• [Dataset content]
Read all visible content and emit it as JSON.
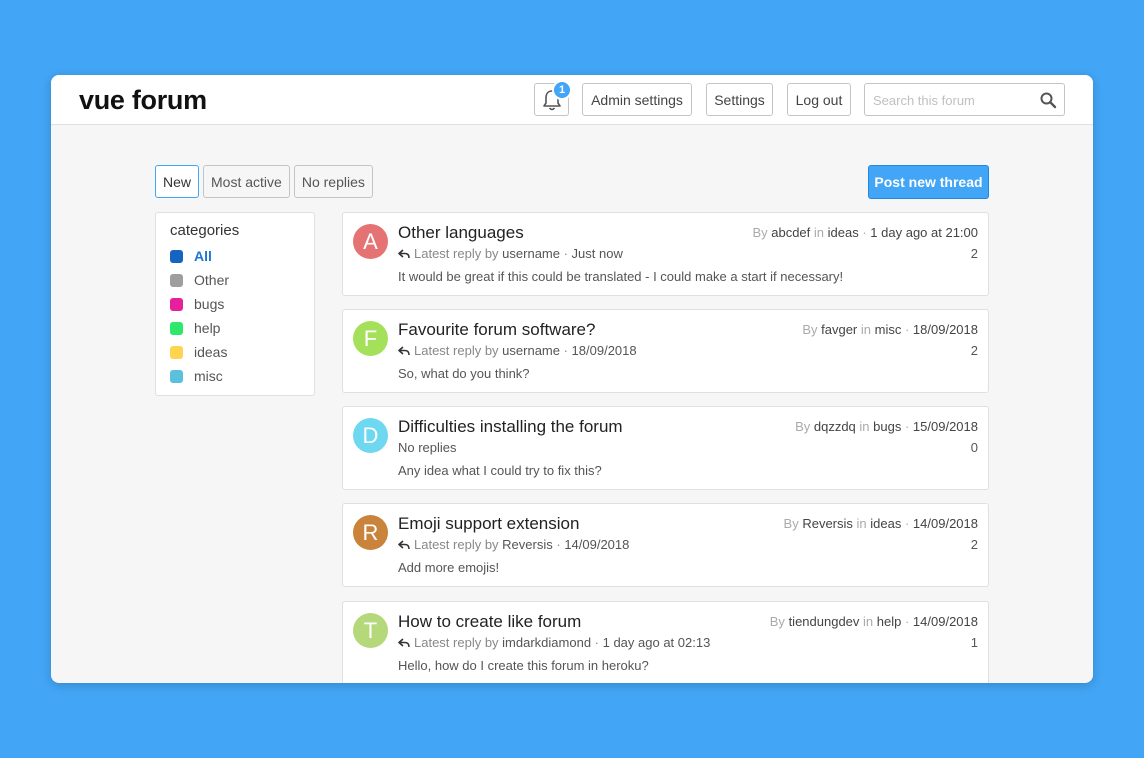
{
  "header": {
    "logo": "vue forum",
    "notification_count": "1",
    "admin_settings_label": "Admin settings",
    "settings_label": "Settings",
    "logout_label": "Log out",
    "search_placeholder": "Search this forum"
  },
  "tabs": [
    {
      "label": "New",
      "active": true
    },
    {
      "label": "Most active",
      "active": false
    },
    {
      "label": "No replies",
      "active": false
    }
  ],
  "post_button_label": "Post new thread",
  "categories": {
    "title": "categories",
    "items": [
      {
        "label": "All",
        "color": "#1565c0",
        "active": true
      },
      {
        "label": "Other",
        "color": "#9e9e9e",
        "active": false
      },
      {
        "label": "bugs",
        "color": "#e91e9c",
        "active": false
      },
      {
        "label": "help",
        "color": "#2ee86a",
        "active": false
      },
      {
        "label": "ideas",
        "color": "#ffd54f",
        "active": false
      },
      {
        "label": "misc",
        "color": "#5bc0de",
        "active": false
      }
    ]
  },
  "threads": [
    {
      "avatar_letter": "A",
      "avatar_color": "#e57373",
      "title": "Other languages",
      "reply_prefix": "Latest reply by",
      "reply_user": "username",
      "reply_time": "Just now",
      "has_reply": true,
      "body": "It would be great if this could be translated - I could make a start if necessary!",
      "by_label": "By",
      "author": "abcdef",
      "in_label": "in",
      "category": "ideas",
      "date": "1 day ago at 21:00",
      "replies": "2"
    },
    {
      "avatar_letter": "F",
      "avatar_color": "#a5e05a",
      "title": "Favourite forum software?",
      "reply_prefix": "Latest reply by",
      "reply_user": "username",
      "reply_time": "18/09/2018",
      "has_reply": true,
      "body": "So, what do you think?",
      "by_label": "By",
      "author": "favger",
      "in_label": "in",
      "category": "misc",
      "date": "18/09/2018",
      "replies": "2"
    },
    {
      "avatar_letter": "D",
      "avatar_color": "#6dd8ef",
      "title": "Difficulties installing the forum",
      "no_replies_label": "No replies",
      "has_reply": false,
      "body": "Any idea what I could try to fix this?",
      "by_label": "By",
      "author": "dqzzdq",
      "in_label": "in",
      "category": "bugs",
      "date": "15/09/2018",
      "replies": "0"
    },
    {
      "avatar_letter": "R",
      "avatar_color": "#c9833b",
      "title": "Emoji support extension",
      "reply_prefix": "Latest reply by",
      "reply_user": "Reversis",
      "reply_time": "14/09/2018",
      "has_reply": true,
      "body": "Add more emojis!",
      "by_label": "By",
      "author": "Reversis",
      "in_label": "in",
      "category": "ideas",
      "date": "14/09/2018",
      "replies": "2"
    },
    {
      "avatar_letter": "T",
      "avatar_color": "#b5d97a",
      "title": "How to create like forum",
      "reply_prefix": "Latest reply by",
      "reply_user": "imdarkdiamond",
      "reply_time": "1 day ago at 02:13",
      "has_reply": true,
      "body": "Hello, how do I create this forum in heroku?",
      "by_label": "By",
      "author": "tiendungdev",
      "in_label": "in",
      "category": "help",
      "date": "14/09/2018",
      "replies": "1"
    }
  ]
}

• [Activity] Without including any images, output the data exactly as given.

• [Exercise result]
Read all visible content and emit it as JSON.
{
  "header": {
    "logo": "vue forum",
    "notification_count": "1",
    "admin_settings_label": "Admin settings",
    "settings_label": "Settings",
    "logout_label": "Log out",
    "search_placeholder": "Search this forum"
  },
  "tabs": [
    {
      "label": "New",
      "active": true
    },
    {
      "label": "Most active",
      "active": false
    },
    {
      "label": "No replies",
      "active": false
    }
  ],
  "post_button_label": "Post new thread",
  "categories": {
    "title": "categories",
    "items": [
      {
        "label": "All",
        "color": "#1565c0",
        "active": true
      },
      {
        "label": "Other",
        "color": "#9e9e9e",
        "active": false
      },
      {
        "label": "bugs",
        "color": "#e91e9c",
        "active": false
      },
      {
        "label": "help",
        "color": "#2ee86a",
        "active": false
      },
      {
        "label": "ideas",
        "color": "#ffd54f",
        "active": false
      },
      {
        "label": "misc",
        "color": "#5bc0de",
        "active": false
      }
    ]
  },
  "threads": [
    {
      "avatar_letter": "A",
      "avatar_color": "#e57373",
      "title": "Other languages",
      "reply_prefix": "Latest reply by",
      "reply_user": "username",
      "reply_time": "Just now",
      "has_reply": true,
      "body": "It would be great if this could be translated - I could make a start if necessary!",
      "by_label": "By",
      "author": "abcdef",
      "in_label": "in",
      "category": "ideas",
      "date": "1 day ago at 21:00",
      "replies": "2"
    },
    {
      "avatar_letter": "F",
      "avatar_color": "#a5e05a",
      "title": "Favourite forum software?",
      "reply_prefix": "Latest reply by",
      "reply_user": "username",
      "reply_time": "18/09/2018",
      "has_reply": true,
      "body": "So, what do you think?",
      "by_label": "By",
      "author": "favger",
      "in_label": "in",
      "category": "misc",
      "date": "18/09/2018",
      "replies": "2"
    },
    {
      "avatar_letter": "D",
      "avatar_color": "#6dd8ef",
      "title": "Difficulties installing the forum",
      "no_replies_label": "No replies",
      "has_reply": false,
      "body": "Any idea what I could try to fix this?",
      "by_label": "By",
      "author": "dqzzdq",
      "in_label": "in",
      "category": "bugs",
      "date": "15/09/2018",
      "replies": "0"
    },
    {
      "avatar_letter": "R",
      "avatar_color": "#c9833b",
      "title": "Emoji support extension",
      "reply_prefix": "Latest reply by",
      "reply_user": "Reversis",
      "reply_time": "14/09/2018",
      "has_reply": true,
      "body": "Add more emojis!",
      "by_label": "By",
      "author": "Reversis",
      "in_label": "in",
      "category": "ideas",
      "date": "14/09/2018",
      "replies": "2"
    },
    {
      "avatar_letter": "T",
      "avatar_color": "#b5d97a",
      "title": "How to create like forum",
      "reply_prefix": "Latest reply by",
      "reply_user": "imdarkdiamond",
      "reply_time": "1 day ago at 02:13",
      "has_reply": true,
      "body": "Hello, how do I create this forum in heroku?",
      "by_label": "By",
      "author": "tiendungdev",
      "in_label": "in",
      "category": "help",
      "date": "14/09/2018",
      "replies": "1"
    }
  ]
}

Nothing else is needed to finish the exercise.